In the fall of 1992, I received the visit of Dick Green, President of CableLabs, a newly formed laboratory funded by the North American cable industry. This was one of the many meetings that I was having in my drive to promote MPEG-2 to different industries in different countries. Even though Dick, in his former position at the Public Broadcasting Service (PBS), the public USA broadcaster, and a long-time participant in ITU, had a good understanding of these matters, in that pre-convergence era he was not fully aware of the ISO process and wanted to personally make sure that a solution coming out of MPEG would satisfy the due-process requirements that the CCIR and his industry required for acceptance.
In July 1993 Baryn Futa, then CableLabs CEO, started attending MPEG meetings and particularly the “ad-hoc group on technical support for IPR”. The ad hoc group, chaired by Greg Wallace who acted as Head of the US Delegation after Cliff Reader had left Samsung at the beginning of that year, received the following mandate:
To provide technical support for ongoing discussions on IPR matters, to assist with efforts inside and outside of MPEG.
This ad hoc group was re-established for the last time in September 1993 in Brussels because MPEG members felt that, after a seminar of parties interested in MPEG-2 patents to be held on the Saturday after the Brussels meeting, the MPEG-2 patent issue could have – finally – a life of its own. Baryn took the initiative in his hands, I severed my already tenuous ties with the MPEG-2 patent discussions and could finally relax and think of other, technically more rewarding challenges.
In the event, an MPEG-2 Patent Pool was established, managed by MPEG LA. In spite of that company bearing “MPEG” in its name, there are no relationships at all with that company. MPEG LA acts as a “one-stop shop” for MPEG-2 Video and Systems patents (Audio is not part of the licensing), but a few companies wanted to license their technologies separately. Originally the number of patents found necessary to implement MPEG-2 Systems and Video was about 30 (which is different from the number of patent holders), but currently hundreds of different patents are reportedly considered necessary (because the same patents has been filed with different jurisdictions). Licensing of the patents managed by MPEG LA can be obtained by paying 2.5 USD per decoder or encoder box (originally the fee was 4 USD). Interestingly, the amount to be paid for patents in an MPEG-2 decoder has remained constant, while the number of patents has increased. For DVD a different licensing scheme is adopted: 0.035 USD per printed DVD, and 2.5 USD per decoder. These numbers have been provided to give an idea of the MPEG-2 licensing.

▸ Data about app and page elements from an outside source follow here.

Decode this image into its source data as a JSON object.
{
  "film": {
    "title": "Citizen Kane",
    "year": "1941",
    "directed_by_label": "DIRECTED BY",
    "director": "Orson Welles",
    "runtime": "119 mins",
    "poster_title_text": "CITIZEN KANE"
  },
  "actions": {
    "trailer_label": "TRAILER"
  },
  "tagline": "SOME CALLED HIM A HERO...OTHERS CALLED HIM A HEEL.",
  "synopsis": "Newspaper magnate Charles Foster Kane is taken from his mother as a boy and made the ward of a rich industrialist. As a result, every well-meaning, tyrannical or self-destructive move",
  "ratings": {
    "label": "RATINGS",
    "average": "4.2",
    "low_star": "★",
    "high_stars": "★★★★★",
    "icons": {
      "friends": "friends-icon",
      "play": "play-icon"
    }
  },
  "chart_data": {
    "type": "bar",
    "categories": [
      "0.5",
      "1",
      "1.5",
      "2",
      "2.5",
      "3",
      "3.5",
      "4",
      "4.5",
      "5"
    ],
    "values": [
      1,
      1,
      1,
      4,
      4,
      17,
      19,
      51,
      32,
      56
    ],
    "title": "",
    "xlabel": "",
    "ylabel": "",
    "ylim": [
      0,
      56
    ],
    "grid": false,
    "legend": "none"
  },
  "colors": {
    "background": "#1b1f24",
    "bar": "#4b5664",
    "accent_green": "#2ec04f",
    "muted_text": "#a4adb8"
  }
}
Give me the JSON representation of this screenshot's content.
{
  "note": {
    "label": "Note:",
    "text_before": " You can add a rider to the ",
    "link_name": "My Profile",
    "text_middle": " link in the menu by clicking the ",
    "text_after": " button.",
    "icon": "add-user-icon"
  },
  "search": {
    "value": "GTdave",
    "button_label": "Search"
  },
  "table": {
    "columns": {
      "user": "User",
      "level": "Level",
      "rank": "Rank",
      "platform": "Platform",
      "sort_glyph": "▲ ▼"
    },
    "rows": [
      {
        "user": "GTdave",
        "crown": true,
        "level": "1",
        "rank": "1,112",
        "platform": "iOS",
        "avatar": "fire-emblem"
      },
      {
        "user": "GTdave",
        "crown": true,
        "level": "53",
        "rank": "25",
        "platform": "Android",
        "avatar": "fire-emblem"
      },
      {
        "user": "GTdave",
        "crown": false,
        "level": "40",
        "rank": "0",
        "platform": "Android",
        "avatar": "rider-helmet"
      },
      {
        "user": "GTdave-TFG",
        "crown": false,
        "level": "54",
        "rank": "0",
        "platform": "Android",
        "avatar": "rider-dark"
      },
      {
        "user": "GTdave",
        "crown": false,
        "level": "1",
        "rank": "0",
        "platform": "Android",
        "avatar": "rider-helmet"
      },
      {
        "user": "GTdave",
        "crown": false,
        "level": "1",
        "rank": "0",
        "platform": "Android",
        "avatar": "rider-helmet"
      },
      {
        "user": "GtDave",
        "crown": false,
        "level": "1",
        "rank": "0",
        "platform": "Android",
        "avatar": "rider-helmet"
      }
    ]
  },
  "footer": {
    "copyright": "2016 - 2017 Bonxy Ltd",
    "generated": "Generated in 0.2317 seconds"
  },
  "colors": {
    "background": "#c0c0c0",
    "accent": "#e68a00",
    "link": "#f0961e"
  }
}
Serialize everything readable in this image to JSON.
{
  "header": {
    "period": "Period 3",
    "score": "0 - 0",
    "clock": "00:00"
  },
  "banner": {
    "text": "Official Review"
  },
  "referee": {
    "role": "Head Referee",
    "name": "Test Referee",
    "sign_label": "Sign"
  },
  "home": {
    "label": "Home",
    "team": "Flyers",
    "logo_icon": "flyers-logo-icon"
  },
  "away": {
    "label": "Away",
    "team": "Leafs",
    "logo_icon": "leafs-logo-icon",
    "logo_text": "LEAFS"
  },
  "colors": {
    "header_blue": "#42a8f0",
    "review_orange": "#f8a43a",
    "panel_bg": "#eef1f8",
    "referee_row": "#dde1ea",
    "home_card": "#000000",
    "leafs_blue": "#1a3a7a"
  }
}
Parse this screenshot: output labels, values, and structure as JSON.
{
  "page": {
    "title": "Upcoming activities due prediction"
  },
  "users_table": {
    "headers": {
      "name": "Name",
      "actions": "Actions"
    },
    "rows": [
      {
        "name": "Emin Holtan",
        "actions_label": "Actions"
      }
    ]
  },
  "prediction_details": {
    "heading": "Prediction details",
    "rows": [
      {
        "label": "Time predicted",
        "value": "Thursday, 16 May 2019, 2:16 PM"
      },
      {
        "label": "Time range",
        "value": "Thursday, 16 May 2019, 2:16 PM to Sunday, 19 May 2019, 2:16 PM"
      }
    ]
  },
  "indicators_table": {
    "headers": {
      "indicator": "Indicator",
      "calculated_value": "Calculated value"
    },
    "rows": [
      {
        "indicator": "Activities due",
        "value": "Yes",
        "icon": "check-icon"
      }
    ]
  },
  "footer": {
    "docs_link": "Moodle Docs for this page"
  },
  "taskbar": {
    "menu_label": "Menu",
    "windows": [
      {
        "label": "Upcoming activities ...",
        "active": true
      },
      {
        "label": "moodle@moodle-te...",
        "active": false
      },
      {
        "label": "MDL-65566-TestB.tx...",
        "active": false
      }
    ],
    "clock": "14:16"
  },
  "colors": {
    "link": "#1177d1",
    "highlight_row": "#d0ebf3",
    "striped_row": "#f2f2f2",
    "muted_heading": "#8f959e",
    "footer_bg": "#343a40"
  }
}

Important notice: this is a rough summary of a complex issue. The actual MPEG-2 licensing terms must be reviewed for a full understanding of their practical implications.